Your goal: Every record below must come back exactly as given.

Exercise data:
----
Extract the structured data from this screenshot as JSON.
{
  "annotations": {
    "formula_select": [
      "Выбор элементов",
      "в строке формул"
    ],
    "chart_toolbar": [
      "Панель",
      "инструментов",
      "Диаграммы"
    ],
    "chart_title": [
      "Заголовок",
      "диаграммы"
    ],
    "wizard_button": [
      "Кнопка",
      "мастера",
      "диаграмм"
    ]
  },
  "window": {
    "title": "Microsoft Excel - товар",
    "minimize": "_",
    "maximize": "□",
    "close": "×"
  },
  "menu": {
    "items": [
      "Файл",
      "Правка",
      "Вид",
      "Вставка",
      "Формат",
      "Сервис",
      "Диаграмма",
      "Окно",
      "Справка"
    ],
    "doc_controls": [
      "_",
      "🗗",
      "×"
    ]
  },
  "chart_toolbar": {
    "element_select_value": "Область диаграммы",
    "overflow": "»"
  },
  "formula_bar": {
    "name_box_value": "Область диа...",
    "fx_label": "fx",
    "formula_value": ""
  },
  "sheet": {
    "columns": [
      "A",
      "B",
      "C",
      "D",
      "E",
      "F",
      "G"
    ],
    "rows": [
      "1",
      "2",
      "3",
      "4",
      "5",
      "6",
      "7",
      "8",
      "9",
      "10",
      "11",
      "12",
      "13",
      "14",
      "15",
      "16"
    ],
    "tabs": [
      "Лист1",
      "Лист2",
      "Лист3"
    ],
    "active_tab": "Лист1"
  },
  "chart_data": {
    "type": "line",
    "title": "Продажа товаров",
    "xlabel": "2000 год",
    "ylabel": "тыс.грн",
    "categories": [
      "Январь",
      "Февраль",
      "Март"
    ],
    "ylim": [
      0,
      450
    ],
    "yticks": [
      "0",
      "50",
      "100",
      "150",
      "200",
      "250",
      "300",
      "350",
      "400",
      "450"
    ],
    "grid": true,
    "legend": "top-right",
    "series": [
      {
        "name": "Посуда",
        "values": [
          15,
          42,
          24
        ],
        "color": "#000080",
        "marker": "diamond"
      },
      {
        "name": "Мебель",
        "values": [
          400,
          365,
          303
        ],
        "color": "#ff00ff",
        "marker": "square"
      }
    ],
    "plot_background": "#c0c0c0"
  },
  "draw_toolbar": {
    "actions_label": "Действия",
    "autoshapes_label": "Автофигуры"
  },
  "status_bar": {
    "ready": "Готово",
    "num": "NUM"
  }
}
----
Answer to this task:
Extract the structured data from this screenshot as JSON.
{
  "annotations": {
    "formula_select": [
      "Выбор элементов",
      "в строке формул"
    ],
    "chart_toolbar": [
      "Панель",
      "инструментов",
      "Диаграммы"
    ],
    "chart_title": [
      "Заголовок",
      "диаграммы"
    ],
    "wizard_button": [
      "Кнопка",
      "мастера",
      "диаграмм"
    ]
  },
  "window": {
    "title": "Microsoft Excel - товар",
    "minimize": "_",
    "maximize": "□",
    "close": "×"
  },
  "menu": {
    "items": [
      "Файл",
      "Правка",
      "Вид",
      "Вставка",
      "Формат",
      "Сервис",
      "Диаграмма",
      "Окно",
      "Справка"
    ],
    "doc_controls": [
      "_",
      "🗗",
      "×"
    ]
  },
  "chart_toolbar": {
    "element_select_value": "Область диаграммы",
    "overflow": "»"
  },
  "formula_bar": {
    "name_box_value": "Область диа...",
    "fx_label": "fx",
    "formula_value": ""
  },
  "sheet": {
    "columns": [
      "A",
      "B",
      "C",
      "D",
      "E",
      "F",
      "G"
    ],
    "rows": [
      "1",
      "2",
      "3",
      "4",
      "5",
      "6",
      "7",
      "8",
      "9",
      "10",
      "11",
      "12",
      "13",
      "14",
      "15",
      "16"
    ],
    "tabs": [
      "Лист1",
      "Лист2",
      "Лист3"
    ],
    "active_tab": "Лист1"
  },
  "chart_data": {
    "type": "line",
    "title": "Продажа товаров",
    "xlabel": "2000 год",
    "ylabel": "тыс.грн",
    "categories": [
      "Январь",
      "Февраль",
      "Март"
    ],
    "ylim": [
      0,
      450
    ],
    "yticks": [
      "0",
      "50",
      "100",
      "150",
      "200",
      "250",
      "300",
      "350",
      "400",
      "450"
    ],
    "grid": true,
    "legend": "top-right",
    "series": [
      {
        "name": "Посуда",
        "values": [
          15,
          42,
          24
        ],
        "color": "#000080",
        "marker": "diamond"
      },
      {
        "name": "Мебель",
        "values": [
          400,
          365,
          303
        ],
        "color": "#ff00ff",
        "marker": "square"
      }
    ],
    "plot_background": "#c0c0c0"
  },
  "draw_toolbar": {
    "actions_label": "Действия",
    "autoshapes_label": "Автофигуры"
  },
  "status_bar": {
    "ready": "Готово",
    "num": "NUM"
  }
}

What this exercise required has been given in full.